I wish I had Josh Chetwynd’s The Field Guide to Sports Metaphors back then. Chetwynd has collected the origin stories of dozens of metaphors that come to us from athletic pursuits, organized them according to sport, and put them between the covers of a neat, small hardback.
The source of some metaphors are obvious. But sometimes you think a metaphor comes from one sport and it really comes from another, like “hat trick” (cricket, not hockey) and “second wind” (boxing, not running). The most interesting aspect to the book is the occasional metaphor that doesn’t sound like it could trace its origin to sports at all, but does. For example, the phrase “catbird seat” to describe a particularly advantageous situation can be traced to famed baseball broadcaster Red Barber. Shakespeare got the phrase “there’s the rub” from lawn bowling. And “my bad” comes from Sudanese NBA player (and English-language learner) Manute Bol.
I read this book straight through, but it would work much better as a reference. Reading it from beginning to end, some of the origin stories can start to seem repetitive and I needed the occasional surprise to keep me going.
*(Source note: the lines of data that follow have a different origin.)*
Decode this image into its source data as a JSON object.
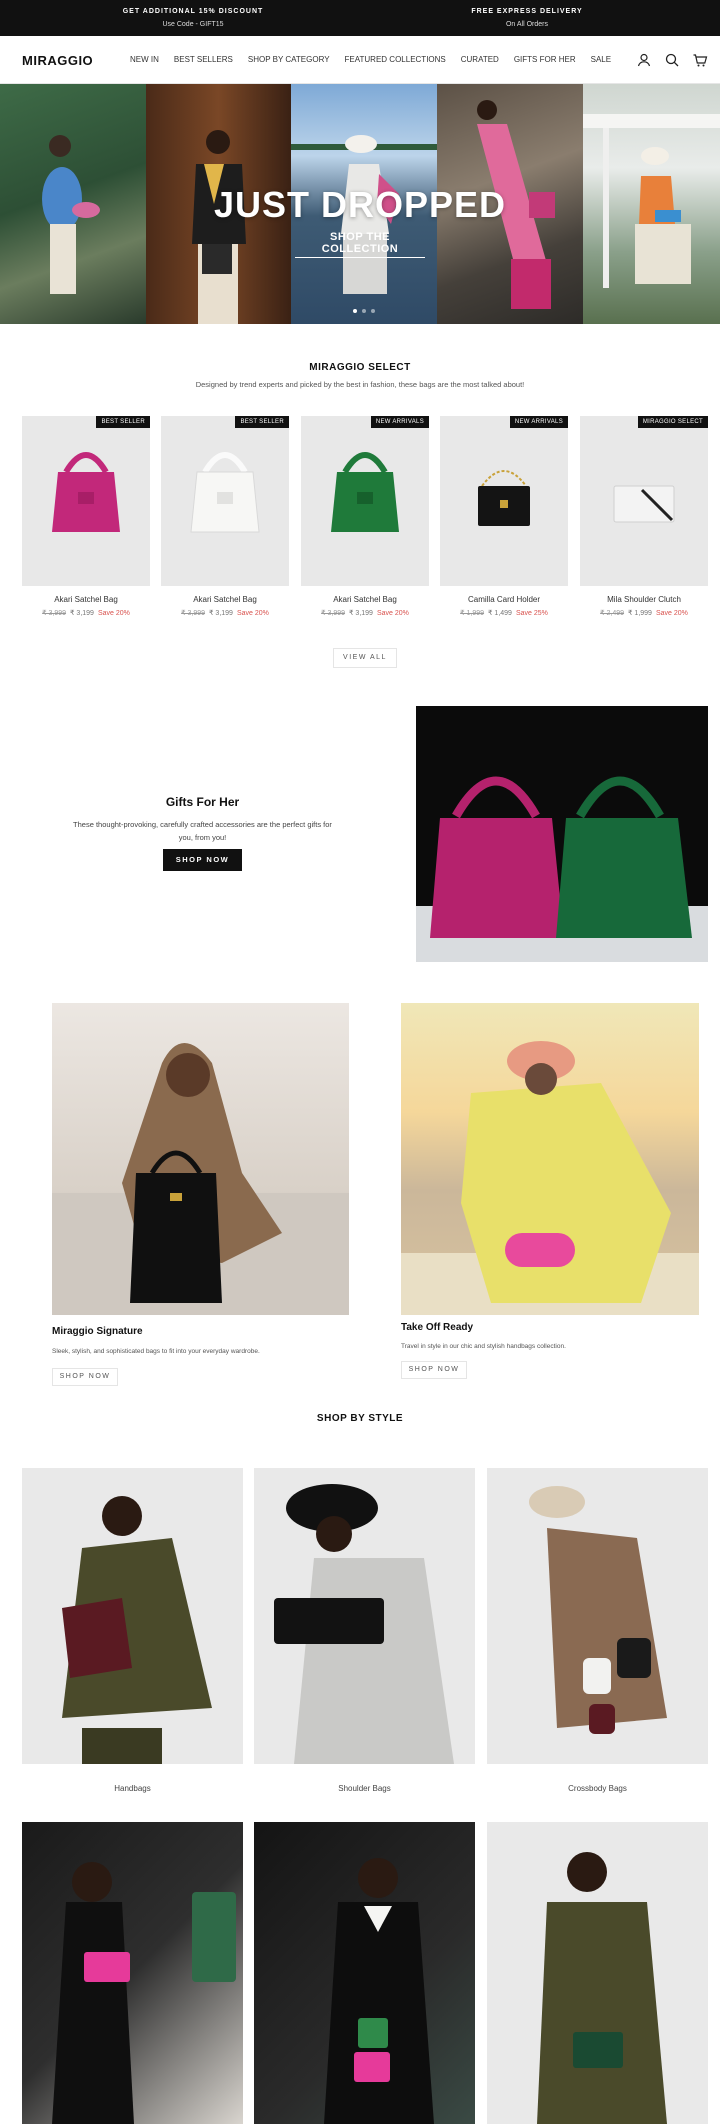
{
  "announcement": {
    "left": {
      "title": "GET ADDITIONAL 15% DISCOUNT",
      "subtitle": "Use Code - GIFT15"
    },
    "right": {
      "title": "FREE EXPRESS DELIVERY",
      "subtitle": "On All Orders"
    }
  },
  "header": {
    "logo": "MIRAGGIO",
    "nav": [
      "NEW IN",
      "BEST SELLERS",
      "SHOP BY CATEGORY",
      "FEATURED COLLECTIONS",
      "CURATED",
      "GIFTS FOR HER",
      "SALE"
    ],
    "icons": [
      "account-icon",
      "search-icon",
      "cart-icon"
    ]
  },
  "hero": {
    "title": "JUST DROPPED",
    "cta": "SHOP THE COLLECTION",
    "slides": 3,
    "active_slide": 1
  },
  "select": {
    "title": "MIRAGGIO SELECT",
    "subtitle": "Designed by trend experts and picked by the best in fashion, these bags are the most talked about!",
    "products": [
      {
        "badge": "BEST SELLER",
        "name": "Akari Satchel Bag",
        "old_price": "₹ 3,999",
        "price": "₹ 3,199",
        "save": "Save 20%",
        "color": "#c2287a"
      },
      {
        "badge": "BEST SELLER",
        "name": "Akari Satchel Bag",
        "old_price": "₹ 3,999",
        "price": "₹ 3,199",
        "save": "Save 20%",
        "color": "#f2f2f0"
      },
      {
        "badge": "NEW ARRIVALS",
        "name": "Akari Satchel Bag",
        "old_price": "₹ 3,999",
        "price": "₹ 3,199",
        "save": "Save 20%",
        "color": "#1f7a3a"
      },
      {
        "badge": "NEW ARRIVALS",
        "name": "Camilla Card Holder",
        "old_price": "₹ 1,999",
        "price": "₹ 1,499",
        "save": "Save 25%",
        "color": "#111111"
      },
      {
        "badge": "MIRAGGIO SELECT",
        "name": "Mila Shoulder Clutch",
        "old_price": "₹ 2,499",
        "price": "₹ 1,999",
        "save": "Save 20%",
        "color": "#efefef"
      }
    ],
    "view_all": "VIEW ALL"
  },
  "gifts": {
    "title": "Gifts For Her",
    "description": "These thought-provoking, carefully crafted accessories are the perfect gifts for you, from you!",
    "cta": "SHOP NOW"
  },
  "features": [
    {
      "title": "Miraggio Signature",
      "description": "Sleek, stylish, and sophisticated bags to fit into your everyday wardrobe.",
      "cta": "SHOP NOW"
    },
    {
      "title": "Take Off Ready",
      "description": "Travel in style in our chic and stylish handbags collection.",
      "cta": "SHOP NOW"
    }
  ],
  "styles": {
    "title": "SHOP BY STYLE",
    "items": [
      "Handbags",
      "Shoulder Bags",
      "Crossbody Bags"
    ]
  }
}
I’d recommend this book to anyone who has ever wondered about why we use the metaphors and idioms we do, especially sports fans.
Note: Thanks to the publisher for a review copy of this book in exchange for my honest opinion.